While I often utilize Docker as part of a hosting and deployment system, I also use it locally for all sorts of exploration, spikes, and development. There are a couple of especially useful patterns and invocations that I show to people when I am introducing them to Docker and its usage.
The following tips are not comprehensive, but they do cover some of the most common operations that beginning users are likely to need when first working with containers. All of the following tips work with the standard Docker CLI from version
18.06.0-ce. I’ve organized them by sub-commands to the main
build creates Docker images from Dockerfiles.
The anatomy of a Dockerfile is beyond the scope of this post, but looking at examples from official repositories on Docker Hub and the Docker documentation can be helpful.
You can easily build a new image from a Dockerfile and tag it with:
docker build PATH -f FILE -t NAME:TAG
docker build . -f docker/Dockefile -t my-rails-app:latest
-f specifies the path to the actual Dockerfile, whereas the
. in the example) tells Docker what to use for its context or current directory when building the image. (This is important when considering commands specifying files and paths within the Dockerfile.)
-t will tag the image built by Docker.
All Docker images have an image identifier (a generated, 12-character alphanumeric string). They may also be given a name and a tag. If only a name is provided, the default tag of “latest” is used. Image names and tags help tremendously to readily (and unambiguously) reference specific images.
run is for creating containers. It is important to differentiate it from
exec, which is used to interact with containers that are already running.
Sometimes, it’s useful to just start a container to poke around, and then discard it afterwards. The following will start a new container, drop into a shell, and then destroy the container after you exit:
docker run -it --rm IMAGE COMMAND
docker run -it --rm ruby:latest bash
-it runs Docker interactively (so you get a pseudo-TTY with STDIN). The
--rm causes Docker to automatically remove the container when it exits.
The image being used to create the container is generally specified as
: such as
ruby:latest.
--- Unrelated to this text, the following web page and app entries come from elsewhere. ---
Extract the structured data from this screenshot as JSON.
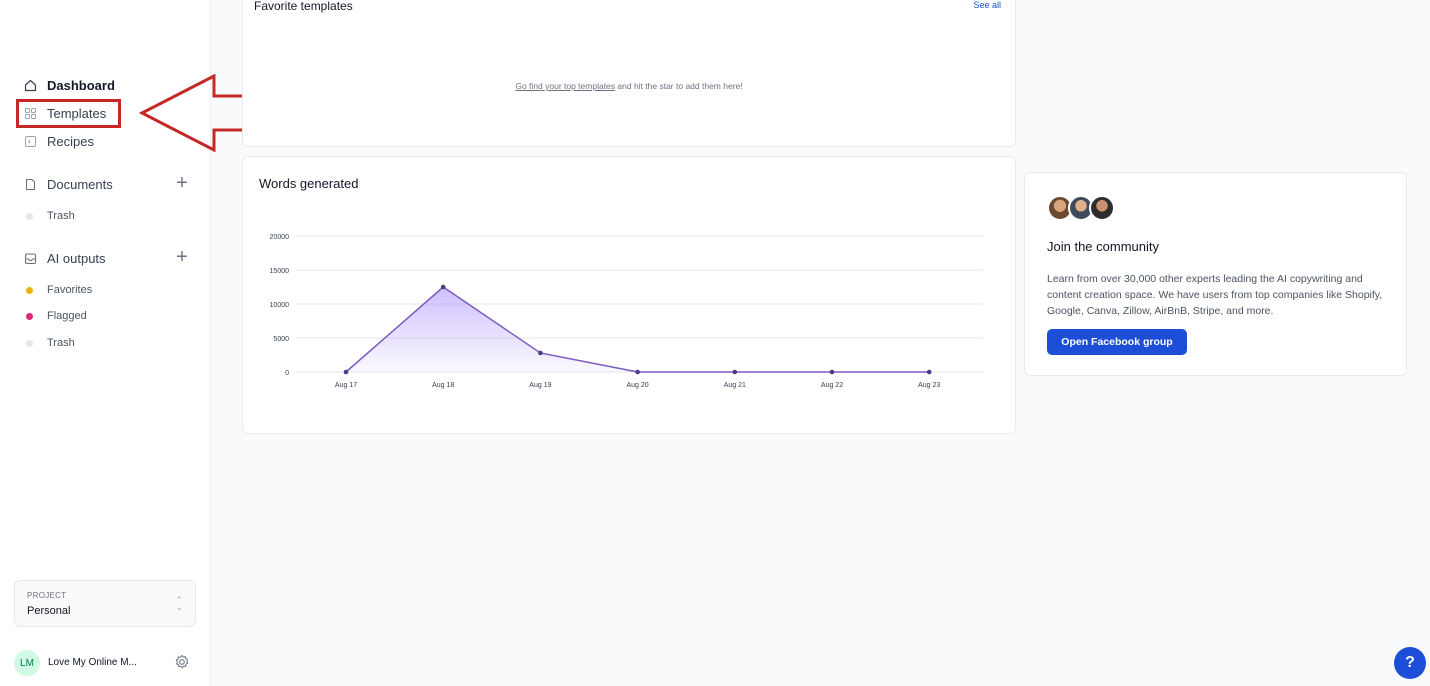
{
  "sidebar": {
    "nav": [
      {
        "label": "Dashboard",
        "icon": "home-icon"
      },
      {
        "label": "Templates",
        "icon": "grid-icon"
      },
      {
        "label": "Recipes",
        "icon": "recipe-icon"
      }
    ],
    "documents": {
      "label": "Documents",
      "icon": "document-icon",
      "trash": "Trash"
    },
    "ai_outputs": {
      "label": "AI outputs",
      "icon": "inbox-icon",
      "items": [
        {
          "label": "Favorites",
          "color": "#eab308"
        },
        {
          "label": "Flagged",
          "color": "#db2777"
        },
        {
          "label": "Trash",
          "color": "#e5e7eb"
        }
      ]
    },
    "project": {
      "label": "PROJECT",
      "name": "Personal"
    },
    "user": {
      "initials": "LM",
      "name": "Love My Online M..."
    }
  },
  "favorites": {
    "title": "Favorite templates",
    "see_all": "See all",
    "link_text": "Go find your top templates",
    "rest_text": " and hit the star to add them here!"
  },
  "words": {
    "title": "Words generated"
  },
  "chart_data": {
    "type": "area",
    "categories": [
      "Aug 17",
      "Aug 18",
      "Aug 19",
      "Aug 20",
      "Aug 21",
      "Aug 22",
      "Aug 23"
    ],
    "series": [
      {
        "values": [
          0,
          12500,
          2800,
          0,
          0,
          0,
          0
        ]
      }
    ],
    "yticks": [
      0,
      5000,
      10000,
      15000,
      20000
    ],
    "ylim": [
      0,
      20000
    ],
    "grid": true,
    "line_color": "#7c5cbf",
    "fill_color": "#a78bfa"
  },
  "community": {
    "title": "Join the community",
    "description": "Learn from over 30,000 other experts leading the AI copywriting and content creation space. We have users from top companies like Shopify, Google, Canva, Zillow, AirBnB, Stripe, and more.",
    "button": "Open Facebook group"
  },
  "help": {
    "label": "?"
  },
  "annotation": {
    "color": "#c62828"
  }
}
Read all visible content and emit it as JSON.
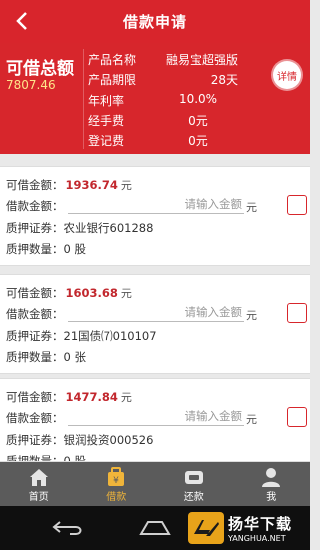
{
  "header": {
    "title": "借款申请",
    "back_icon": "chevron-left-icon"
  },
  "summary": {
    "total_label": "可借总额",
    "total_value": "7807.46",
    "rows": [
      {
        "key": "产品名称",
        "value": "融易宝超强版"
      },
      {
        "key": "产品期限",
        "value": "28天"
      },
      {
        "key": "年利率",
        "value": "10.0%"
      },
      {
        "key": "经手费",
        "value": "0元"
      },
      {
        "key": "登记费",
        "value": "0元"
      }
    ],
    "detail_label": "详情"
  },
  "labels": {
    "available": "可借金额：",
    "borrow": "借款金额：",
    "pledge": "质押证券：",
    "quantity": "质押数量：",
    "unit_yuan": "元",
    "placeholder": "请输入金额"
  },
  "items": [
    {
      "available": "1936.74",
      "security": "农业银行601288",
      "quantity": "0 股"
    },
    {
      "available": "1603.68",
      "security": "21国债⑺010107",
      "quantity": "0 张"
    },
    {
      "available": "1477.84",
      "security": "银润投资000526",
      "quantity": "0 股"
    }
  ],
  "tabbar": {
    "tabs": [
      {
        "label": "首页",
        "icon": "home-icon"
      },
      {
        "label": "借款",
        "icon": "loan-icon",
        "active": true
      },
      {
        "label": "还款",
        "icon": "repay-icon"
      },
      {
        "label": "我",
        "icon": "user-icon"
      }
    ]
  },
  "watermark": {
    "cn": "扬华下载",
    "en": "YANGHUA.NET"
  },
  "colors": {
    "primary": "#d7262c",
    "active_tab": "#f0b53a"
  }
}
If the specified image is not available locally, Docker will attempt to retrieve it from Docker Hub (or any connected Docker registry).
If you need to find Docker images available locally, you can run:
docker images or
docker image ls.
The following will start a container with specified environment variables and forwarding ports from your local computer into the Docker container:
docker run -p HOST_PORT:CONTAINER_PORT -e ENV_VAR=VALUE IMAGE COMMAND
docker run -p 8080:3000 -e RACK_ENV=development my-rails-app:latest rails s
-p defines the port mapping from the host to the container, and the
-e defines key value pairs to set in the container’s environment when it starts up. Multiple parameters can be provided:
docker run -it -—rm -p 8080:3000 -p 8081:3001 -e RACK_ENV=development -e HOSTNAME=my-container my-rails-app:latest rackup
As mentioned earlier, Docker
exec only interacts with containers that are actively running.
If there is an existing container that was started headless (such as by
docker-compose), you can easily drop into a shell to check on the state of things:
docker exec -it CONTAINER COMMAND
docker exec -it 90cdc54358fa bash
As in the earlier example, the
-it allows an interactive session. The container to run
exec can either be specified by the container ID or the more friendly name that is generated or specified when the container is created.
If you do not know the name of the container, you can easily find it with:
docker ps or
docker container ls.
The main resources used for local containers are images, containers, and volumes. Containers are the basic unit of execution. Images are the basis for containers, and volumes are mounted by containers.
Docker has sub-commands which allow you to examine and interact with these resources. While there are many dozens of sub-commands (and sub-sub commands), I find that these are the ones I use most frequently:
docker container allows you to manage containers, for example:
- `docker container ls` to list all running containers
- `docker container kill CONTAINER` to forcefully stop a running container
- `docker container rm CONTAINER` to remove a container
- `docker inspect CONTAINER` to view detailed information about a running container
docker images allows you to manage images, for example:
- `docker image ls` to list all locally available images
- `docker image rm IMAGE` to remove an image
- `docker image prune` to remove dangling images (those not attached to a container, or a dependency for an image that is)
- `docker image prune -a` to remove all images
- `docker image tag IMAGE IMAGE` to tag an image from one image id or tag, to a new tag. (e.g. `my-app:latest` to `my-app:1.0.0`)
I hope this post will encourage you to experiment with Docker.